Warm winter, monsoon rain leading to bee attacks in Arizona

Two deadly bee attacks in the past week in the Tucson area likely are the result of a warm winter and recent monsoon rain, experts said Friday

FILE - In this June 16, 2017, file photo, a man runs through section of South Mountain Park at sunrise to avoid the excessive heat in Phoenix. A record heat wave is rolling into Arizona, Nevada and California, threatening to bring 120-degree temperatures to Phoenix by early next week. The southwestern U.S. is about to feel the wrath of a punishing heat wave that includes a forecast of 120 degrees in Phoenix _ a temperature not seen in the desert city in more than 20 years. (AP Photo/Matt York, File)
FILE - In this June 16, 2017, file photo, a man runs through section of South Mountain Park at sunrise to avoid the excessive heat in Phoenix. A record heat wave is rolling into Arizona, Nevada and California, threatening to bring 120-degree temperatures to Phoenix by early next week. The southwestern U.S. is about to feel the wrath of a punishing heat wave that includes a forecast of 120 degrees in Phoenix _ a temperature not seen in the desert city in more than 20 years. (AP Photo/Matt York, File)

TUCSON, Ariz. (AP) — Two deadly bee attacks in the past week in the Tucson area likely are the result of a warm winter and recent monsoon rain, experts said Friday.

“Rain makes flowers makes bees,” said Dr. Steven Thoenes, owner of Beemaster Inc., a pest control company in Tucson. “There were no freezes last winter to knock them down. We’re seeing a lot of big colonies now, and the bees are big and nasty.”

On Monday, a 49-year-old landscaper died after being attacked and stung while he was at a home outside of Tucson. Two days later, a 75-year-old Rio Rico man who was allergic to bees died after being stung more than 100 times while fishing at a pond.

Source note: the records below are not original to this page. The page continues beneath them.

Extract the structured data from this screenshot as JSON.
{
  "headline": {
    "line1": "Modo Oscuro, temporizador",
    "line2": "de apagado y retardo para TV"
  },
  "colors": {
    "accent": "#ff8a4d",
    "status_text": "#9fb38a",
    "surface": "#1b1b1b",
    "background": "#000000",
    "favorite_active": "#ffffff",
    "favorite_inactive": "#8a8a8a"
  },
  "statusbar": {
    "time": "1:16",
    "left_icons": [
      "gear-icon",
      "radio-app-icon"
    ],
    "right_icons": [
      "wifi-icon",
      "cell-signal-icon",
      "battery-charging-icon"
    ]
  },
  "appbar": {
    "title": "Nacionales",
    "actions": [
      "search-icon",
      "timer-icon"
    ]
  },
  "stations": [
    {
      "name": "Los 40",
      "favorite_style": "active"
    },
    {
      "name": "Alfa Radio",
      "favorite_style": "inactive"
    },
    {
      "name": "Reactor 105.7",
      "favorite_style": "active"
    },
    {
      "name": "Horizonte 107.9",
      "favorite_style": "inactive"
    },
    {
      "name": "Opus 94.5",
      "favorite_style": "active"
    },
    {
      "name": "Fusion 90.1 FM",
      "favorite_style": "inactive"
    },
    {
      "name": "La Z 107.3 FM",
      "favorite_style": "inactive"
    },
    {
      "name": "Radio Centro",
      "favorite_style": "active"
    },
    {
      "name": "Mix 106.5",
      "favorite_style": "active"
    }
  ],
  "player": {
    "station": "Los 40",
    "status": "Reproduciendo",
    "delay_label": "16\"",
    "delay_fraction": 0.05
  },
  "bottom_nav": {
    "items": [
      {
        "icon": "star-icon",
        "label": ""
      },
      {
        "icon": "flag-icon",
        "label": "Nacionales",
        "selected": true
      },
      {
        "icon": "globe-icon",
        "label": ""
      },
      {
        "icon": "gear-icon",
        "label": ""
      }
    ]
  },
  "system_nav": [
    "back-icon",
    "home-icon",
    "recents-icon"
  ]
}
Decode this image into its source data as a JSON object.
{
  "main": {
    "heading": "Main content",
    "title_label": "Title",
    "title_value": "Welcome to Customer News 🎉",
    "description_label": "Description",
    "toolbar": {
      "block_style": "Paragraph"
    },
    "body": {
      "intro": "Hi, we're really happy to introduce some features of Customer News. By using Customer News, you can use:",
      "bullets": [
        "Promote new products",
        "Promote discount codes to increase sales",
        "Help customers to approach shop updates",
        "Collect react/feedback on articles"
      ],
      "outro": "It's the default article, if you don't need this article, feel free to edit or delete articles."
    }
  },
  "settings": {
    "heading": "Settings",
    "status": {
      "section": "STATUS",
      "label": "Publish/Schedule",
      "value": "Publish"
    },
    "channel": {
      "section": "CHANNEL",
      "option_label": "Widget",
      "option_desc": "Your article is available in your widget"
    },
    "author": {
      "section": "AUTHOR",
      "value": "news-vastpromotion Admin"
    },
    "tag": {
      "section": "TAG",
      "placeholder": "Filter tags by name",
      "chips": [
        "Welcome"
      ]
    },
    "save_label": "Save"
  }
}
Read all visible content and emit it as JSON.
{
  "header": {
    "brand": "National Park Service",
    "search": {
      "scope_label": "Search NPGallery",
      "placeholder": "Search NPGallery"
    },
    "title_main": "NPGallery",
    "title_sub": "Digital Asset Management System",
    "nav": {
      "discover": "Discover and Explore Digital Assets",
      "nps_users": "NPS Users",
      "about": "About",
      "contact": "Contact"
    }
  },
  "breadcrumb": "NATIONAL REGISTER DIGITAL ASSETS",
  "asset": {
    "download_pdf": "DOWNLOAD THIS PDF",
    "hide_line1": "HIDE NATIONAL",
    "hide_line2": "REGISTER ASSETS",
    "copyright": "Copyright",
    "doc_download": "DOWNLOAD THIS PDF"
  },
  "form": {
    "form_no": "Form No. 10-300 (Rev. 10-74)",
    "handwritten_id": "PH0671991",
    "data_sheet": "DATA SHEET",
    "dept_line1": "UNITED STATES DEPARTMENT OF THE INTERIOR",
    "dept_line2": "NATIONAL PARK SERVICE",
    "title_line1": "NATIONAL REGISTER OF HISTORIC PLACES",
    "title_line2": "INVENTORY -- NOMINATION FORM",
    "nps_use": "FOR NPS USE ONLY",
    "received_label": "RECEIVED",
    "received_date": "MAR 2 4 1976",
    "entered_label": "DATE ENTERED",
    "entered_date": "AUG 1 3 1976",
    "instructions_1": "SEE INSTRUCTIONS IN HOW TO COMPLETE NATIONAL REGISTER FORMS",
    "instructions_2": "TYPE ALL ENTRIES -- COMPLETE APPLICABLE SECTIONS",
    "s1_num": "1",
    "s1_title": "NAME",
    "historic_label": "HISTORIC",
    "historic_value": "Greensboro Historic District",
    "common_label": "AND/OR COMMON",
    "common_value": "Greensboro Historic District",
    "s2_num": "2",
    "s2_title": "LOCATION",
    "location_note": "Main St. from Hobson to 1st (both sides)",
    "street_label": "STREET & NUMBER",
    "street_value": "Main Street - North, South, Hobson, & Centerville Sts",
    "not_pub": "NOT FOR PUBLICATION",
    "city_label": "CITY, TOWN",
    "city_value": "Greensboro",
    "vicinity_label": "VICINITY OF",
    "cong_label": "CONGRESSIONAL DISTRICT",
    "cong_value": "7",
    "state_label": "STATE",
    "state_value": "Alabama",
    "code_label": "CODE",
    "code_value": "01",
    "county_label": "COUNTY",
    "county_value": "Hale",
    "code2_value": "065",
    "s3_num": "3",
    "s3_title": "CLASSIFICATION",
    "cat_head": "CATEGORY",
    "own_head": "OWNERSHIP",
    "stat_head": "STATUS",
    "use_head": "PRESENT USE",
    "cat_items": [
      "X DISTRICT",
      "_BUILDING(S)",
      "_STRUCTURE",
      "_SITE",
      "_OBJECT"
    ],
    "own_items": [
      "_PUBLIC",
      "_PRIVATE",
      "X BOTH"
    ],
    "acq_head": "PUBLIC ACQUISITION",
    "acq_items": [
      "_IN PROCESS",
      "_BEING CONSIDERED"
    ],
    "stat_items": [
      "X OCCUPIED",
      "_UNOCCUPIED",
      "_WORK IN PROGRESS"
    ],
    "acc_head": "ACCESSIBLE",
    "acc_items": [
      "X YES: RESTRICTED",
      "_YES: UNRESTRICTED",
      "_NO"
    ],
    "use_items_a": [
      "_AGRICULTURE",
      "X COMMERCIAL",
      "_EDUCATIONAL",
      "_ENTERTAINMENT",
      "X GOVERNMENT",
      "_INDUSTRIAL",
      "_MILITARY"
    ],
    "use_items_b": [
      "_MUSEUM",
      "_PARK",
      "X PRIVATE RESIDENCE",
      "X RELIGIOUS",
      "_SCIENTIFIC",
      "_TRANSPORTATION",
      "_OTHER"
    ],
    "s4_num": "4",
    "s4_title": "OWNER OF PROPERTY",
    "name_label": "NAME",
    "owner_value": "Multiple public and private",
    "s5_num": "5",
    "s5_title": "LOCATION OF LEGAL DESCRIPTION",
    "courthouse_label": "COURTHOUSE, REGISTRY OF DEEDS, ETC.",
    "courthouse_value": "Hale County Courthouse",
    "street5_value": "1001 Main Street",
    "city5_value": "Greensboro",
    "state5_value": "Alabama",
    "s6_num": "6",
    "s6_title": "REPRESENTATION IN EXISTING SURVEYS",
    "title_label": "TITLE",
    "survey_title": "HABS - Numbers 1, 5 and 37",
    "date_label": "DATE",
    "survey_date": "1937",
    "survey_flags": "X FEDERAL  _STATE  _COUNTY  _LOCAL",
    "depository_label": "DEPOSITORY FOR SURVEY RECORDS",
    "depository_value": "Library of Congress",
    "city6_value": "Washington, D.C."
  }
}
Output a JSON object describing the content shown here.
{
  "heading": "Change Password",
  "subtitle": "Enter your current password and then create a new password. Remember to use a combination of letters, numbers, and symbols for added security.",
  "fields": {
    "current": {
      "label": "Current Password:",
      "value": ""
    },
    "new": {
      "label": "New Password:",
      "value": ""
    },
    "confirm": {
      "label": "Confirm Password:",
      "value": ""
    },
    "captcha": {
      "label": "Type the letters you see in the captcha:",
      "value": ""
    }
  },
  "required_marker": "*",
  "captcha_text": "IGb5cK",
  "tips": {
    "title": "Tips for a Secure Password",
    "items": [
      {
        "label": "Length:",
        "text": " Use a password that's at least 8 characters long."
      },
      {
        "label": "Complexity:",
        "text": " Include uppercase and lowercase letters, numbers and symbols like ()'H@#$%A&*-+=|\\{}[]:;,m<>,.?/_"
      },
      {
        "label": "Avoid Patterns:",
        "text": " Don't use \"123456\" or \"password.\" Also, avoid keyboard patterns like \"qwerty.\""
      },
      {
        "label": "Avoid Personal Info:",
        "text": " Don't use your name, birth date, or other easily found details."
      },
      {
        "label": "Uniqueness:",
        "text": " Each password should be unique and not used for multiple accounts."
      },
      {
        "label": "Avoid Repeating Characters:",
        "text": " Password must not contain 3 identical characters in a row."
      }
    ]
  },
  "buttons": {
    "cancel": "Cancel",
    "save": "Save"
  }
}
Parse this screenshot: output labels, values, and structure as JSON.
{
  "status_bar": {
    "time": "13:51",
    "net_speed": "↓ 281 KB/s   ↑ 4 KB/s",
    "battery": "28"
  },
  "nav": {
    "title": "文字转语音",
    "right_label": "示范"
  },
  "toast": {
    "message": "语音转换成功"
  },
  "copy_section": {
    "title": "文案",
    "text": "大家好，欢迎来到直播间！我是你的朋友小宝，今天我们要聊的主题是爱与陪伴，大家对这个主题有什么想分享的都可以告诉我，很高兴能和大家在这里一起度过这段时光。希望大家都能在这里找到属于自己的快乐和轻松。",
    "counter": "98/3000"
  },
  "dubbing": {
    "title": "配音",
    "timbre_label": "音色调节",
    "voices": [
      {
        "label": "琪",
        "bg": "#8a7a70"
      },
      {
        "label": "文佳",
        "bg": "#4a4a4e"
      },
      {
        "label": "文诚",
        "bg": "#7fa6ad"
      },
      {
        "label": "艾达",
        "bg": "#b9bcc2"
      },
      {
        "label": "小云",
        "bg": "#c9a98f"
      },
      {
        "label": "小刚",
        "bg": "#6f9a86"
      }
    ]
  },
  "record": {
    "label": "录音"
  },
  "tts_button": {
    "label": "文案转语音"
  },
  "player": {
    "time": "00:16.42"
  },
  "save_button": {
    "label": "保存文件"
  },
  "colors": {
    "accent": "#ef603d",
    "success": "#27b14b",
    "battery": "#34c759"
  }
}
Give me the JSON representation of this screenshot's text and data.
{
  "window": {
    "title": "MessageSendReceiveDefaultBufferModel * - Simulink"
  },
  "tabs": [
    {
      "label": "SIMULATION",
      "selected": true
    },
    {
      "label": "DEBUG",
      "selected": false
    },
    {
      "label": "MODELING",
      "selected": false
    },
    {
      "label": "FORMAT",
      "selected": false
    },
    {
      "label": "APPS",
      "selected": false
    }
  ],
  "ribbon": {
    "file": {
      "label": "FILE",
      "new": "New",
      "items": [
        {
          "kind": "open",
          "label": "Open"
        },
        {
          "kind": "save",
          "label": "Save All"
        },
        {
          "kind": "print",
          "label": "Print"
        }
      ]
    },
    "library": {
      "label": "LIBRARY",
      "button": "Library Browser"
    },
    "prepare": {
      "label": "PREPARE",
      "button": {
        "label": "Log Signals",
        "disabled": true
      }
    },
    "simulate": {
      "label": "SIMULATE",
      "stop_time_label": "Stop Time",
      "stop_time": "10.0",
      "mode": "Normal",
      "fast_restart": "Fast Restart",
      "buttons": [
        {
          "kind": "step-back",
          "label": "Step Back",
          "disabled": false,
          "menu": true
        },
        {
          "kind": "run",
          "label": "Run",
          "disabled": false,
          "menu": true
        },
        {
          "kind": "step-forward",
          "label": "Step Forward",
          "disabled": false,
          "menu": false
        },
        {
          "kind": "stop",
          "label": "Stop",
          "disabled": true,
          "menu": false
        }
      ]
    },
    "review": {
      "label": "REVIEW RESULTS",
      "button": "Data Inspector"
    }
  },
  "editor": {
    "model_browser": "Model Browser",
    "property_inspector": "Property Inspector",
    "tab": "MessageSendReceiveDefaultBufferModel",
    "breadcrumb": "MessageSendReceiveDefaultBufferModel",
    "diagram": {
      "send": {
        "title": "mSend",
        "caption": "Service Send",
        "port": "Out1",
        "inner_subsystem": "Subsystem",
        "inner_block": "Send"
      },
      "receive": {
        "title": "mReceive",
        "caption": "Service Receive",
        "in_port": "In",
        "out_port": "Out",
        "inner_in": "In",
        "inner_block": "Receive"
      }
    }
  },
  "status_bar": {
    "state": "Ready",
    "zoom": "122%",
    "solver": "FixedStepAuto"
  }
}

A 53-year-old landscaper is being treated at a Tucson hospital after being attacked by a swarm of bees Thursday while trimming a tree at a Tubac golf resort.

The start of a concert by Matchbox Twenty was delayed by more than 90 minutes Thursday night after a bee swarm settled into the reserved seating area at a Tucson amphitheater.

Seventy percent of all bee attacks in Arizona involve landscapers and hives being disturbed, according to Thoenes, who said he has been studying bees for 46 years and owned his pest control business for 25 years.

The bloom of flowers means a lot more food for bees, and “more bees mean a lot bigger colonies,” said Justin Schmidt, a scientist with the Department of Entomology at the University of Arizona. “And that’s when you have to be especially alert so you don’t get into trouble.”